'The rationale behind the limiting of use of surrogates by men was the fear of a major growth in the number of women forced to become surrogate mothers as a way to mitigate financial woes', explained committee chairman Professor Shlomo Mor-Yosef of the Israel National Institute for Health Policy Research and director general of the National Insurance Institute of Israel.
'We didn't want the competition over this 'limited resource', surrogate mothers, to become too economically aggressive, leading to a substantial rise in the price of the process', he added.
The public commission for the evaluation of fertility and childbirth, consisting of experts from a range of fields, was set up two years ago to investigate Israel's fertility and birth policies. It conducted 22 meetings in over 36 months, which included members of the public. It submitted its final report to the director general of the Ministry of Health last month.
Israeli news source, Ynetnews, said senior officials in the health ministry had acknowledged that allowing homosexuals to access surrogacy was a delicate issue and that deputy health minister Yaakov Litzman had been unwilling to take up the subject.
'They prefer not to take personal ministerial responsibility in areas that violate the Haredi way of life and Jewish law, but don't want to determine how others lead their lives', Ynetnews quoted an unnamed Haredi source as saying. The final decision on whether to implement the recommendations will be made by the Ministry of Health.
Paying surrogates is permitted in Israel and while some members of the committee suggested only 'altruistic' unpaid surrogacy should be allowed, this was not recommended in the final report.
'The committee didn't accept this position because during the 15 years in which surrogate childbearing has taken place in Israel, no problems requiring the practice be stopped had arisen', said Professor Mor-Yosef.
As well as permitting married women to act as surrogates (previously, only single and divorced women could be surrogates), the committee recommended that family members also be allowed to act as a surrogate for another relative - but not daughters, grandmothers, or grandchildren. The report also recommended that children conceived with donated gametes should be allowed to learn their donor's identity at the age of 18.
Meanwhile in Australia, two men have been declared the legal parents of a baby conceived via a surrogate by the New South Wales Supreme Court.

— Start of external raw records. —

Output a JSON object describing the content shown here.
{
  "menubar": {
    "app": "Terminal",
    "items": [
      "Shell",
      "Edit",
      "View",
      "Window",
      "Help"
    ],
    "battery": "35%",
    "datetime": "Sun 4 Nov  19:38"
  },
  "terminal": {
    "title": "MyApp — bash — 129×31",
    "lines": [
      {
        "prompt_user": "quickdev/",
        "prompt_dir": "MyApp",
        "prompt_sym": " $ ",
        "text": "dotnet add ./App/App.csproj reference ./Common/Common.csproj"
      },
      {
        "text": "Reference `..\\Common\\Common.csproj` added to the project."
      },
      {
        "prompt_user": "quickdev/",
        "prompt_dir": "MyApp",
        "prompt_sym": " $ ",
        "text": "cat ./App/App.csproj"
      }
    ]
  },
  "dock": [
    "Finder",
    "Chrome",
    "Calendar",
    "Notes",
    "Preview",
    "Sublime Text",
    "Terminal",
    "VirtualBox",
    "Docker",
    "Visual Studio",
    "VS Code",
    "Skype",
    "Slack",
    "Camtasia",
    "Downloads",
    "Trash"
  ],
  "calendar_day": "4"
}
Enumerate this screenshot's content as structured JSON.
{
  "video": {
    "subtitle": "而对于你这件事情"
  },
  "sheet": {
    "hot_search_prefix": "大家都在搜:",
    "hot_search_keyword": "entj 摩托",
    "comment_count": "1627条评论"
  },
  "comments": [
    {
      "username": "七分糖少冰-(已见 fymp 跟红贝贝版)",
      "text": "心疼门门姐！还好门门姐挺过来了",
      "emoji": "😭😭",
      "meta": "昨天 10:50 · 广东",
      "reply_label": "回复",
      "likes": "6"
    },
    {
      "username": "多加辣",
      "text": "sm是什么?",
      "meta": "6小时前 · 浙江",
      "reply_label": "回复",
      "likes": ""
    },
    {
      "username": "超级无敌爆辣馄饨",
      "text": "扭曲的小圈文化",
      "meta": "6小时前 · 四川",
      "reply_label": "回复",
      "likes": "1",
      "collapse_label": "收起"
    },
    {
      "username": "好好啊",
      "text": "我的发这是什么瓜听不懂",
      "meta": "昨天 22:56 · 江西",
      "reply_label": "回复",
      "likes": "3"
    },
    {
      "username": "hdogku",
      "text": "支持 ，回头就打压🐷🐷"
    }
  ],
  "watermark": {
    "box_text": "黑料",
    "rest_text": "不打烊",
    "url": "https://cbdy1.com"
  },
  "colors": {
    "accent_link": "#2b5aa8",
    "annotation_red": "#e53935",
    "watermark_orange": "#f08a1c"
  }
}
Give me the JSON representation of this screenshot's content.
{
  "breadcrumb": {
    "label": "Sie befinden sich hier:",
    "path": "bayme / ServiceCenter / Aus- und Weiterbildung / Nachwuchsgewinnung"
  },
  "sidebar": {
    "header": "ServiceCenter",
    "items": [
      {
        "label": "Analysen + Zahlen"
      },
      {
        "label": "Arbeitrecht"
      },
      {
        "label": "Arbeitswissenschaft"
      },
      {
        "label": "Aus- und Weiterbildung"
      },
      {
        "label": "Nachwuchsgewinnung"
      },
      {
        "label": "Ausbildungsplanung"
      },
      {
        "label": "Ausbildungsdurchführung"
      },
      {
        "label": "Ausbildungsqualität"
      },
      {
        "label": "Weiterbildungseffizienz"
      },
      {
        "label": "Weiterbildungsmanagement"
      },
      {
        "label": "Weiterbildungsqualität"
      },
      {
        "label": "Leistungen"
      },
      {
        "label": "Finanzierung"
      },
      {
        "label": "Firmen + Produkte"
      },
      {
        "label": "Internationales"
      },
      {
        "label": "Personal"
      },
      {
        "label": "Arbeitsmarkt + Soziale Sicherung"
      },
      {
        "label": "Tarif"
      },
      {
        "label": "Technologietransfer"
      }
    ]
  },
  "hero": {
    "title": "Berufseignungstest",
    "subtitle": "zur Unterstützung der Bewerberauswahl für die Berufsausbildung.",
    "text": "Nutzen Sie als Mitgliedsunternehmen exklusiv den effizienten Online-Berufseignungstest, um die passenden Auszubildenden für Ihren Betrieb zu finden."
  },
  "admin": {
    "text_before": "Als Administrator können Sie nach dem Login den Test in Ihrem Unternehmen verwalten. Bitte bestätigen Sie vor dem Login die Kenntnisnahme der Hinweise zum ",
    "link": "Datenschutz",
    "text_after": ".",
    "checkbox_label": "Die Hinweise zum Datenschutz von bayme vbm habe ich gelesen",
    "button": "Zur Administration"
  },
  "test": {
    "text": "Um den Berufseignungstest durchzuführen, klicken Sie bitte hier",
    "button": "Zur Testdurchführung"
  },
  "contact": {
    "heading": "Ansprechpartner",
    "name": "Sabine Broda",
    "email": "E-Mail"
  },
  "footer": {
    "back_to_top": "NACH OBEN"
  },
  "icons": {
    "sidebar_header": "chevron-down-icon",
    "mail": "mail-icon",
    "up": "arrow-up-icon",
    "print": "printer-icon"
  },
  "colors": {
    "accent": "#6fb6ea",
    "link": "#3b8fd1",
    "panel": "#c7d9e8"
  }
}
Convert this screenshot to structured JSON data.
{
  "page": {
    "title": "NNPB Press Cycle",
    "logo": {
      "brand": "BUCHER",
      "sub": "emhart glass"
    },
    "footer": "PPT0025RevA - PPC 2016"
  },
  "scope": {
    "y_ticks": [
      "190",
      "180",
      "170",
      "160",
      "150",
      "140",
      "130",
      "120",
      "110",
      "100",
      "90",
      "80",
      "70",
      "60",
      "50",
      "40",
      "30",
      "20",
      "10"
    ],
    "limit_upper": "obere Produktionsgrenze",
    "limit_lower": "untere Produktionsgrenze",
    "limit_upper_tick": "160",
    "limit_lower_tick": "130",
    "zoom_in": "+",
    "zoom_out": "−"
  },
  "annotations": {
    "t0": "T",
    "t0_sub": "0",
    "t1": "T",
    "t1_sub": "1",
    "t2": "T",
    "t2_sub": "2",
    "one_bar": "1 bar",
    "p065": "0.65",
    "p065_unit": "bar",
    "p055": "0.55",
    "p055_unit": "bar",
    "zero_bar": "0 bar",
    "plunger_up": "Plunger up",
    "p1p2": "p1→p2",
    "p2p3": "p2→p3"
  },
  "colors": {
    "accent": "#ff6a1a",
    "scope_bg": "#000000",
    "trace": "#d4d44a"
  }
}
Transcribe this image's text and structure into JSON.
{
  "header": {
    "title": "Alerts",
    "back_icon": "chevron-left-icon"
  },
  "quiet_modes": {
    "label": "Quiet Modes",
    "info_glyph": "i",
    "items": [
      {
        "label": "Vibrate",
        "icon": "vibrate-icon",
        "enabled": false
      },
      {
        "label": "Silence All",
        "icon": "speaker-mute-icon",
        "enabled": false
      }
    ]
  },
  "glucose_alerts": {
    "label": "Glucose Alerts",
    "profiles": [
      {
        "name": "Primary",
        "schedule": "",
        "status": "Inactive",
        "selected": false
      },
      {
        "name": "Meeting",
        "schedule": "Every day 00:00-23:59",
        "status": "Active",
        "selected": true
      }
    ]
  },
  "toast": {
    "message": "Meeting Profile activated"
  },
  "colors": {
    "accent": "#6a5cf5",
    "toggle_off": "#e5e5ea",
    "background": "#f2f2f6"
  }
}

In giving what is believed to be the first ruling under the Surrogacy Act in which in the intended parents are a same sex couple, Justice Paul Brereton said he was satisfied that granting the parentage order would be in the 'best interests of the child'. Christian lobby groups called the decision a 'gross abuse' of the child's rights.